Without the floating deck, the protective drainage feature or a reduced height coaming with ADA-compliant short ramps on either side would be appropriate, especially for partially protected waters.

Scoring methodology comments
The case shows how the builder and operator may have several design and operations decision points in which mobility access is one element in the consideration of cost. In this case, it turns out that the scoring bandwidth for all scenarios is relatively narrow at the low risk end of the range, but that there are several possible solutions.
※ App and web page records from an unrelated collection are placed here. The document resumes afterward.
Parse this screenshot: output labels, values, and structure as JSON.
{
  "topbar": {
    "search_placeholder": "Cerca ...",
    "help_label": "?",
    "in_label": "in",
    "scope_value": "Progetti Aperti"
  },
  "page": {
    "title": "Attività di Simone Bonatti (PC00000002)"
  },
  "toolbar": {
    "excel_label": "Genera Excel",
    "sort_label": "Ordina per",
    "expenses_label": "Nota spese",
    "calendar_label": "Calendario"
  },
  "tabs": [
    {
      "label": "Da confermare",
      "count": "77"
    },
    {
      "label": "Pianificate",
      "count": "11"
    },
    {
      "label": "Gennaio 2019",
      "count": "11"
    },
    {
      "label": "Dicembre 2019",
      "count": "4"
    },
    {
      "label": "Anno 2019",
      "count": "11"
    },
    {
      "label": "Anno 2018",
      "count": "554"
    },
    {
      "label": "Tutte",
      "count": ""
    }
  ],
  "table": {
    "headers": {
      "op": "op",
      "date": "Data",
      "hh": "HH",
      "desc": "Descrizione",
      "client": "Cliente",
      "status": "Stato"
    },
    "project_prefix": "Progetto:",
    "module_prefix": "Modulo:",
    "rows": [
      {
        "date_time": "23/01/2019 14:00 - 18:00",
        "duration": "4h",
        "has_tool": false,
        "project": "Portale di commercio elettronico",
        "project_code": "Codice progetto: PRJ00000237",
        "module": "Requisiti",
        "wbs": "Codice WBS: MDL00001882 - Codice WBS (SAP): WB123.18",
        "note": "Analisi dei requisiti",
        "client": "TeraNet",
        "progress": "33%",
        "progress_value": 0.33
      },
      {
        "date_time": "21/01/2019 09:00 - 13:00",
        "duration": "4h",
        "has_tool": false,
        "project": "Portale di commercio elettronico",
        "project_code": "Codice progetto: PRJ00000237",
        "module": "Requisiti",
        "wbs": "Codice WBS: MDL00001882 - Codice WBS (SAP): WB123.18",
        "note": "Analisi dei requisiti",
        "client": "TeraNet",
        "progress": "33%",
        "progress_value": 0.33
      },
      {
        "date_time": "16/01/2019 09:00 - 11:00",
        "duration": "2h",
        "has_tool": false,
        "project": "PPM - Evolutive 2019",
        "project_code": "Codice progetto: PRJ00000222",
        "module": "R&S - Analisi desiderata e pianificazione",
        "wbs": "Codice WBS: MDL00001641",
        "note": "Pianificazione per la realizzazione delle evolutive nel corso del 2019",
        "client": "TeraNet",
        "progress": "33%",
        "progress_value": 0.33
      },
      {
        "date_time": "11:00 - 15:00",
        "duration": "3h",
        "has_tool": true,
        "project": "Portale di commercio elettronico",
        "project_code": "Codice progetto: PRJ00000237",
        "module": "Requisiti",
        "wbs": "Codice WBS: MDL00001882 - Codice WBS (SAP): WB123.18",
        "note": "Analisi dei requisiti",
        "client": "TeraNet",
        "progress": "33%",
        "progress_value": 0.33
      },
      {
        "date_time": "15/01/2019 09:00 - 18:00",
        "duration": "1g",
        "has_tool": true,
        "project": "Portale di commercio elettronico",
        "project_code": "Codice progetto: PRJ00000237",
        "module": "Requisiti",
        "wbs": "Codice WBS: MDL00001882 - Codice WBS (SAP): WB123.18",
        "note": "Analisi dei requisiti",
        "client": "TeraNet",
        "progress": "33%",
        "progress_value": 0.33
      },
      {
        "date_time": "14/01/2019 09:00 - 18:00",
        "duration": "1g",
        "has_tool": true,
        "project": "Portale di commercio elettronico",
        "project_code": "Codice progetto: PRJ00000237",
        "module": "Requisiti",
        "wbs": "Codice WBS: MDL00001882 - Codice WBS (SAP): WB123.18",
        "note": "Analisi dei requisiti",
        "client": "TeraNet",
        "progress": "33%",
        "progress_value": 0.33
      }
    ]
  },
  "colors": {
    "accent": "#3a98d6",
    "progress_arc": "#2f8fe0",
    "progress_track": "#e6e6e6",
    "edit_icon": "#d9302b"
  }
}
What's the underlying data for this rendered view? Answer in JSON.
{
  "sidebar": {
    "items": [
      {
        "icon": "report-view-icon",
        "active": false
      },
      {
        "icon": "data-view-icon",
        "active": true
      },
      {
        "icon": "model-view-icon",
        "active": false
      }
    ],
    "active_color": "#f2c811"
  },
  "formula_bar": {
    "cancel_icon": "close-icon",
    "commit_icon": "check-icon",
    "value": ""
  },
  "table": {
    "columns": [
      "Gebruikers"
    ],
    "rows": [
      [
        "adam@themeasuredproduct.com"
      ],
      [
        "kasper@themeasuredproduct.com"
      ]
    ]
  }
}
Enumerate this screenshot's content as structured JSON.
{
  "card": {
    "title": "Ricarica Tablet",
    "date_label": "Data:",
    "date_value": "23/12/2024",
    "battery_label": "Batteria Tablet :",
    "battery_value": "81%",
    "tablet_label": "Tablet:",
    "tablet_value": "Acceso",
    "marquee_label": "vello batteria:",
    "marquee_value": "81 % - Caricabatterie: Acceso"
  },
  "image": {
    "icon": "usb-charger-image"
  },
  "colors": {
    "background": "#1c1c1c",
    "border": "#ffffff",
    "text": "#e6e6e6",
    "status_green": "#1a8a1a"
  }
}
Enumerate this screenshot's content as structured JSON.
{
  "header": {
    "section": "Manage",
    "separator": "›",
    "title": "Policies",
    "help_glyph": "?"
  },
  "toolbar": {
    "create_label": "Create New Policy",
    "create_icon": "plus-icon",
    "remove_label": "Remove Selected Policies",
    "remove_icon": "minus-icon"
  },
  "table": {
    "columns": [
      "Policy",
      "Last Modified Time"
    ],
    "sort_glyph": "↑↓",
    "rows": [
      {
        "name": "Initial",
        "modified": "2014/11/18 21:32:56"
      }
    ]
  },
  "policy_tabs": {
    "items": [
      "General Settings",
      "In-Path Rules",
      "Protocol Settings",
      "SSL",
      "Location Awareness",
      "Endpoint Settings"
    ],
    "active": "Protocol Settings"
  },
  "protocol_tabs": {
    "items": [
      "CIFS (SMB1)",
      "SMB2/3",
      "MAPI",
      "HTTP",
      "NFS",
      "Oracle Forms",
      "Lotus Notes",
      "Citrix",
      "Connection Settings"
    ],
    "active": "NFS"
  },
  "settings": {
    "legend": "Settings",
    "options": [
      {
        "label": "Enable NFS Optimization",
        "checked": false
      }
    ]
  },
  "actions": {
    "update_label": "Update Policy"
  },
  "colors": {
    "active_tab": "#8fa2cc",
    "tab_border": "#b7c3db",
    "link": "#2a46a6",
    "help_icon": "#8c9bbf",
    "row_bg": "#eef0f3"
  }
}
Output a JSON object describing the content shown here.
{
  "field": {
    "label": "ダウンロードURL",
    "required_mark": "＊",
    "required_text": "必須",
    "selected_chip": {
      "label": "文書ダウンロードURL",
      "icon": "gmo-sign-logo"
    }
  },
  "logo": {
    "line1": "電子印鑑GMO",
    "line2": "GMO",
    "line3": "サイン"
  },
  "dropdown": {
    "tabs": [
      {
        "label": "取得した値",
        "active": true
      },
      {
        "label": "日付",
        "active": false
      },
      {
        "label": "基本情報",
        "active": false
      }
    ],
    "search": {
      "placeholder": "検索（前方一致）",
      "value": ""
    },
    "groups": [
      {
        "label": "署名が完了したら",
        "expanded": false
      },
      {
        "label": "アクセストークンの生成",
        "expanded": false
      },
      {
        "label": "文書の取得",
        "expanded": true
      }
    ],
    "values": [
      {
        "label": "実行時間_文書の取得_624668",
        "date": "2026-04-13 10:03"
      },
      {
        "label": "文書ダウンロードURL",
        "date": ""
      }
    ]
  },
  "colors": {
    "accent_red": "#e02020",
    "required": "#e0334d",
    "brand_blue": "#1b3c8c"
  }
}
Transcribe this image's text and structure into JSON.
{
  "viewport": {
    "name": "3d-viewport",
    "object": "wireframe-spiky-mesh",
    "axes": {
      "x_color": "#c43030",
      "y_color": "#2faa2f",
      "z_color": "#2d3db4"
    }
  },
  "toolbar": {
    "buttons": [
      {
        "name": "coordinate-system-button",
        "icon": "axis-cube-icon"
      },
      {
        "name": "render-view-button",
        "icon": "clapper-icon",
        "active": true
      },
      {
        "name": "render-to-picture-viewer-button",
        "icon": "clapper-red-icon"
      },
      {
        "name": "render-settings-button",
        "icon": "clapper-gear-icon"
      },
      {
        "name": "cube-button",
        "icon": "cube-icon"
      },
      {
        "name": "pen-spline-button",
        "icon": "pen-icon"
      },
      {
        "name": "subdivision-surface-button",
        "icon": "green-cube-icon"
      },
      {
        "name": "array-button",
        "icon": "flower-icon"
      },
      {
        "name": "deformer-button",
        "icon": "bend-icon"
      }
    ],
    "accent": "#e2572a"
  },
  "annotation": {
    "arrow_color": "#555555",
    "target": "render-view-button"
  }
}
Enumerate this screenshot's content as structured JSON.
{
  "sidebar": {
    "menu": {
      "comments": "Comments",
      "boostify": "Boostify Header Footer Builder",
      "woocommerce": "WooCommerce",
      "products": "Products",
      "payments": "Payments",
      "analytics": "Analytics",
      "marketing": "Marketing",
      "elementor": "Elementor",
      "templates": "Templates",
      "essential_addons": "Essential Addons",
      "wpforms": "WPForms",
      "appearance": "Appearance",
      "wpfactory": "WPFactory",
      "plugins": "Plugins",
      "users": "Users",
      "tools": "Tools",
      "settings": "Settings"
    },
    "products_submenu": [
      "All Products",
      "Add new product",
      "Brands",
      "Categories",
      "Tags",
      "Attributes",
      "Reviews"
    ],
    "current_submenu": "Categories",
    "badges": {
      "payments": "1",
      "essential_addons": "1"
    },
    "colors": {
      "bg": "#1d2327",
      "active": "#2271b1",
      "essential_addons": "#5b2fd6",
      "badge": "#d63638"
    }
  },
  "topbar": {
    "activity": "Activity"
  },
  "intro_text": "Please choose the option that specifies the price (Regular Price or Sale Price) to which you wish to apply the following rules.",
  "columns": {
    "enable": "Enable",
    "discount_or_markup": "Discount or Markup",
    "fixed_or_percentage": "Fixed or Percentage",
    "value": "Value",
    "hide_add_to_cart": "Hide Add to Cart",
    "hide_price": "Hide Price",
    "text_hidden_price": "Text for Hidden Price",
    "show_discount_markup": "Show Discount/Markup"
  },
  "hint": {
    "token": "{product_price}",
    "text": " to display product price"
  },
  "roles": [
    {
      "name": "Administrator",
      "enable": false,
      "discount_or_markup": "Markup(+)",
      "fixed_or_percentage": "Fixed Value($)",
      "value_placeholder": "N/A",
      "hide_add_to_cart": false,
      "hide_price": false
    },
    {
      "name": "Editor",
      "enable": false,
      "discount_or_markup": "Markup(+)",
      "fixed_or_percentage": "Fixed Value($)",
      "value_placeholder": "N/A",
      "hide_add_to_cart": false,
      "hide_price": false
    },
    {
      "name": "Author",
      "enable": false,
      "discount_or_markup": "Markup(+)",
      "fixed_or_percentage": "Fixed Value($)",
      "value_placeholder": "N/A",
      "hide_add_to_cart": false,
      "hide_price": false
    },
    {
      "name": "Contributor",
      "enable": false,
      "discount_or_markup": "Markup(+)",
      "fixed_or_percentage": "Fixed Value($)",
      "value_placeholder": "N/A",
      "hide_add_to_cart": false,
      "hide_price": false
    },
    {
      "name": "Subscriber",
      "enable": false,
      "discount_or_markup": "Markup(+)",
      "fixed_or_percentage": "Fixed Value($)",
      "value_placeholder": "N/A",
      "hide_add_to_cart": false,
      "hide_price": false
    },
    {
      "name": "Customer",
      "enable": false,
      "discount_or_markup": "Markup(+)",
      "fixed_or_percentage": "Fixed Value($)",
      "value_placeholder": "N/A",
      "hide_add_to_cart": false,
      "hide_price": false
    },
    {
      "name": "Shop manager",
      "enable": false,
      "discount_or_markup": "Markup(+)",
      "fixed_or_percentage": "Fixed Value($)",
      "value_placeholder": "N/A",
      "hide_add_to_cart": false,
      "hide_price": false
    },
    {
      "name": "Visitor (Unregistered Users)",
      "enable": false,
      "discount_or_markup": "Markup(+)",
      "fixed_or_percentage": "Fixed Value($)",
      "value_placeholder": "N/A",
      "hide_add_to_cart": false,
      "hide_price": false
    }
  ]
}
As for the particulars of the scoring, it is evident that the door location and the size of the accommodation space drive the aggregate score in all scenarios, especially for the forward doors. The floating deck eliminates downflooding paths, but the benefit is modest because the only potential downflooding points in this case are bolted manhole covers leading to tanks and voids; the likelihood of any of those manholes being open during a voyage is slight. The scoring methodology now includes an added field “bolted manholes closed during voyages”, scored as [1.0] in this case study. The risk is lower than for a tight door leading to a workspace below but does not equate to the “no pathway” score of [0].

The exposure of the forward doors and the size of the passenger space alone raise the risk score above the lowest category, even for protected water service. The hazard of the forward door location is clear in the science and the regulations. The affected space area metric may bear more scrutiny, but the idea is that it protects against large volumes of entrapped water, should the worst situation occur, that is, a failed door allowing ingress of large amounts of water from waves or heavy spray.

FIGURE 3. DRAINAGE DETAIL, GH-ICB BOAT FLYING CLOUD, FORWARD EMBARKATION DOORS

FIGURE 3. DRAINAGE DETAIL, GH-ICB BOAT FLYING CLOUD, FORWARD EMBARKATION DOORS